Haast was born in 1910 in Paterson, N.J., and caught his first snake when he was 7. When he was 12 a copperhead bite put him in the hospital. He had grabbed the snake by the tail and learned a lesson: wrong end. He came to South Florida in the late 1920s and worked with a man who had a traveling roadside snake show for tourists. The Depression dried up business, so he took to making moonshine out in the Everglades. That gave him an opportunity to catch snakes.
During World War II he had a chance to buy more exotic poisonous snakes when he flew with Pan Am
crews that delivered food and medicine to Africa and Asia.“While the rest of the crew was hitting the bars I would be buying snakes,” he recalls.
After the war, Haast was so consumed with his serpentarium project, he says, that it destroyed his first marriage. His son stayed with him to help clear the land. The two lived in a shack, ate from cans and bathed in barrels.
Haast opened the serpentarium in 1948, performing with snakes for tourists and selling venom from about 36,000 extractions annually. He was confident that cobra venom held the secret to curing or maybe even preventing disease. His built-up immunity to snake venom certainly saved his own life.
In 1954 he was bitten by a blue krait, a snake that comes from Asia. Drop for drop, the krait’s venom is
many times more poisonous than a cobra’s. “I had never heard of a krait bite victim ever surviving,” Haast says. “I felt like the skin had been stripped from my body, like every nerve in my teeth was exposed, like my hair was being ripped out of my head.” Haast survived, barely. The snake died 10 days later.
The remarkable thing about Haast’s encounter with the krait was that, despite his agony, he insisted on
making notes. He scribbled that he had a sore throat, sore jaw muscles, blurred vision, chest and stomach spasms. When, three hours after the bite, he could no longer write, he dictated, noting his belief that the venom could not affect every nerve in his body and not have some use in medicine.
Indeed, his own blood has such a use.
In 1969, he answered an emergency summons from Bob Elgin, director of the Des Moines Zoo in Iowa, who had been bitten by a snake. Blood transfusions from Haast saved him. Haast keeps a letter from Elgin: “Each morning when the sun comes up, I think of you.”

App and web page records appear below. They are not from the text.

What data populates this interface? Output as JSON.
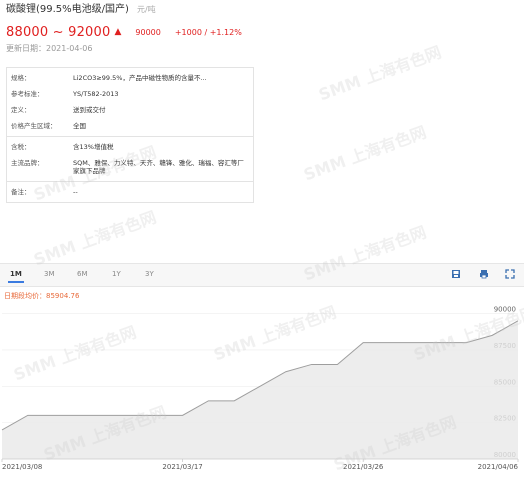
{
  "header": {
    "title": "碳酸锂(99.5%电池级/国产)",
    "unit": "元/吨",
    "price_range": "88000 ~ 92000",
    "avg_price": "90000",
    "change": "+1000 / +1.12%",
    "updated": "更新日期：2021-04-06"
  },
  "info": {
    "section1": [
      {
        "k": "规格：",
        "v": "Li2CO3≥99.5%，产品中磁性物质的含量不..."
      },
      {
        "k": "参考标准：",
        "v": "YS/T582-2013"
      },
      {
        "k": "定义：",
        "v": "送到或交付"
      },
      {
        "k": "价格产生区域：",
        "v": "全国"
      }
    ],
    "section2": [
      {
        "k": "含税：",
        "v": "含13%增值税"
      },
      {
        "k": "主流品牌：",
        "v": "SQM、雅保、力义特、天齐、赣锋、雅化、瑞福、容汇等厂家旗下品牌"
      }
    ],
    "section3": [
      {
        "k": "备注：",
        "v": "--"
      }
    ]
  },
  "tabs": [
    "1M",
    "3M",
    "6M",
    "1Y",
    "3Y"
  ],
  "active_tab": "1M",
  "avg_label": "日期段均价：85904.76",
  "watermark": "SMM 上海有色网",
  "colors": {
    "line": "#9e9e9e",
    "area": "#e8e8e8",
    "red": "#e02020",
    "accent": "#3b7be0"
  },
  "chart_data": {
    "type": "area",
    "x": [
      "2021/03/08",
      "2021/03/09",
      "2021/03/10",
      "2021/03/11",
      "2021/03/12",
      "2021/03/15",
      "2021/03/16",
      "2021/03/17",
      "2021/03/18",
      "2021/03/19",
      "2021/03/22",
      "2021/03/23",
      "2021/03/24",
      "2021/03/25",
      "2021/03/26",
      "2021/03/29",
      "2021/03/30",
      "2021/03/31",
      "2021/04/01",
      "2021/04/02",
      "2021/04/06"
    ],
    "y": [
      82000,
      83000,
      83000,
      83000,
      83000,
      83000,
      83000,
      83000,
      84000,
      84000,
      85000,
      86000,
      86500,
      86500,
      88000,
      88000,
      88000,
      88000,
      88000,
      88500,
      89500
    ],
    "xticks": [
      "2021/03/08",
      "2021/03/17",
      "2021/03/26",
      "2021/04/06"
    ],
    "yticks": [
      80000,
      82500,
      85000,
      87500,
      90000
    ],
    "ylim": [
      80000,
      91000
    ]
  }
}
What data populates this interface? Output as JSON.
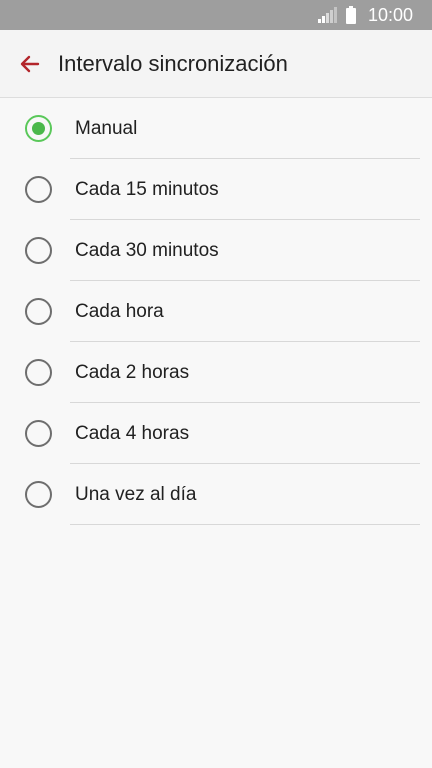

Haast’s chance to test his theory, however, resulted in his run-in with the FDA. An FDA document provides details: In the late 1970s, A Miami physician named Ben Sheppard (now dead), suffered from rheumatoid arthritis. Sheppard took PROven, the medication produced by Haast. The doctor was so pleased with the results that he started giving injections to patients with a variety of diseases.
Sheppard’s clinic became famous, and was featured on the CBS-TV show “60 Minutes.” Haast recalls:
“Sheppard eventually was treating six or seven thousand patients. Most of them had MS. People came from all over the United States and even from other countries. The drug really helped them, but the FDA was upset because we hadn’t done clinical studies first.” Just so. The FDA shut down the clinic and banned the drug. It ruled that the drug had not been properly tested or licensed for human use.
The Multiple Sclerosis Society still gets so many inquiries about PROven that it felt compelled to publish something on the drug last year. The article notes the drug has been suggested as a treatment for arthritis, lupus, herpes simplex, herpes zoster, muscular dystrophy, Parkinson’s disease, myasthenia gravis and amyotrophic lateral sclerosis.
Although PROven has been banned by the FDA, a similar mixture known as Horvi MS9 is sold legally in drugstores in Germany, the MS Society said.
Time will judge whether Haast was prophetic in his belief that snake venom can be beneficial to mankind. One of Haast’s favorite authors is Jules Verne, the 19th-century science-fiction writer ridiculed for his novels about men going to the moon and traveling in submarines.
Of his own theories, Haast says, “We’ll see.”
John Klein’s note: I have recently written a page with more info on the controversial treatment of MS with snake venom.